  • Committee reports are usually exhaustive and provide authentic information on matters related to governance.

  • Bills that are referred to committees are returned to the House with significant value addition.

  • Parliament is not bound by the recommendations of committees.


What are its origins?

  • As is the case with several other practices of Indian parliamentary democracy, the institution of Parliamentary Committees also has its origins in the British Parliament.

  • The first Parliamentary Committee was constituted in 1571 in Britain.

  • The Public Accounts Committee was established in 1861.

  •  In India, the first Public Accounts Committee was constituted in April 1950.

  • According to P.D.T. Achary, former Secretary General of the Lok Sabha, “The practice of regularly referring bills to committees began in 1989 after government departments started forming their own standing committees.

  • Prior to that, select committees or joint committees of the houses were only set up to scrutinise in detail some very important bills, but this was few and far between.”




What are the advantages blockchain offers? (The Hindu -Page.14)


Prelims: science 

Mains: GS Paper III: science and technology 


Blockchain technology      


Context : Blockchain was has been in news in the light of its application in cryptocurrency . However recently RBI by an order banned cryptocurrency in India.
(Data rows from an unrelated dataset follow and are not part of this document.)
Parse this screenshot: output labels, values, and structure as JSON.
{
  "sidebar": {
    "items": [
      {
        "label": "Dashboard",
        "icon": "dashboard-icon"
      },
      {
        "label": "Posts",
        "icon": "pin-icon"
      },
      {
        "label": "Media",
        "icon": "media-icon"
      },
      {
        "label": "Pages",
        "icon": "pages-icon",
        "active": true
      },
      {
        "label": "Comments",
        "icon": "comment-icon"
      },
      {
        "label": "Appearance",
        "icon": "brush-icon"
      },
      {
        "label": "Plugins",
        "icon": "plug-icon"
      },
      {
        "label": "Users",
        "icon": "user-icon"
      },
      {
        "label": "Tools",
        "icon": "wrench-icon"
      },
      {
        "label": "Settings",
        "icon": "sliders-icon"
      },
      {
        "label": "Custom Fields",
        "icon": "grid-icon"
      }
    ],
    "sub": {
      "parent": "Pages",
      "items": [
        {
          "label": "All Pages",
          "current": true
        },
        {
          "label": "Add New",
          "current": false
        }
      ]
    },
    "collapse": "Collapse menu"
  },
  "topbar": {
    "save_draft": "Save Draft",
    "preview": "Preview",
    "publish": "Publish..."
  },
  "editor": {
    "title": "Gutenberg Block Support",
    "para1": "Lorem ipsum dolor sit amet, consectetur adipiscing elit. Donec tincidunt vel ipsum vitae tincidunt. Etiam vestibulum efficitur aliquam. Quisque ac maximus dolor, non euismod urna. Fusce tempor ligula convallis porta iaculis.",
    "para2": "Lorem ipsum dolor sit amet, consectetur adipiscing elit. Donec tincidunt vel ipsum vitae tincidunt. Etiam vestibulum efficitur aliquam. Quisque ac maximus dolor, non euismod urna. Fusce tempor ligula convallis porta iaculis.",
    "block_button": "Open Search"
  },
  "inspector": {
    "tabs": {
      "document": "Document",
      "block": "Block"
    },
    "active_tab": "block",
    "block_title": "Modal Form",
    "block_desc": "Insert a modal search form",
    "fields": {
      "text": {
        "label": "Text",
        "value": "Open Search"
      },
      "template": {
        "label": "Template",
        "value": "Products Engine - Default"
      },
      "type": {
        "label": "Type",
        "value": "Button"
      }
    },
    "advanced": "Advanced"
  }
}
However now various companies are eyeing the application of blockchain technology in other fields due to some of its inherent advantages. 

What is Blockchain?


  • Allows designing a secure way to record transactions and circulate it among signatories.

  • It is an extremely democratic ledger that cannot be arbitrarily manipulated and easily shareable.


How does Blockchain work?

  • Every block in a blockchain is a record of transactions.

  • Blocks are great because they provide an unalterable document of the history of every transaction.

  • In the context of currency, it stores the place, time, value (rupee, for example) and location of a purchase. 

  • There is minimal identifying information and every block is linked to a unique ‘digital signature’ of the transacting participants.

  • Every block is distinguished from another through a unique code which is a string of numbers. 

  • In blockchain applications, this verifying role is outsourced to several computers on a network — each has the exact same copy of the block. 

  • These computers verify the genuineness of transaction by solving mathematical problems that can only be done in brute-force, energy intensive ways that require a lot of computational power, and therefore electricity.



  • Facebook has recently launched Libra, which is a kind of blockchain backed digital currency. 

  • Testing blockchain technology as a replacement for paper-based and manual transaction processing in such areas as trade finance, foreign exchange, cross

  • border settlement, and securities settlement

  • Ethereum is a blockchain-based startup. It aims to decentralise online information. It claims that if it were to work as envisioned, it will give users control over their data unlike the present where a lot of our privacy is ceded to Google and Amazon’s servers. 

  • It will help trace the origin of food and where it is grown Applications to journalism and ‘fact-checking’ applications. 



  • Technology has always proved to be disruptive, creating new opportunities and jobs and destroying old ones. 

  • Blockchain’s appeal lies in its appeal to destroy intermediaries — banks, courts, lawyers 

  • Moreover, there is already serious theorising by economists that shows how blockchain has its own vulnerabilities and susceptibility to creating new hegemons, power networks, cartels and challenges to global energy consumption.







EVMs   (The Hindu Page 09)


Mains GS paper II: Polity  


Electronic voting machines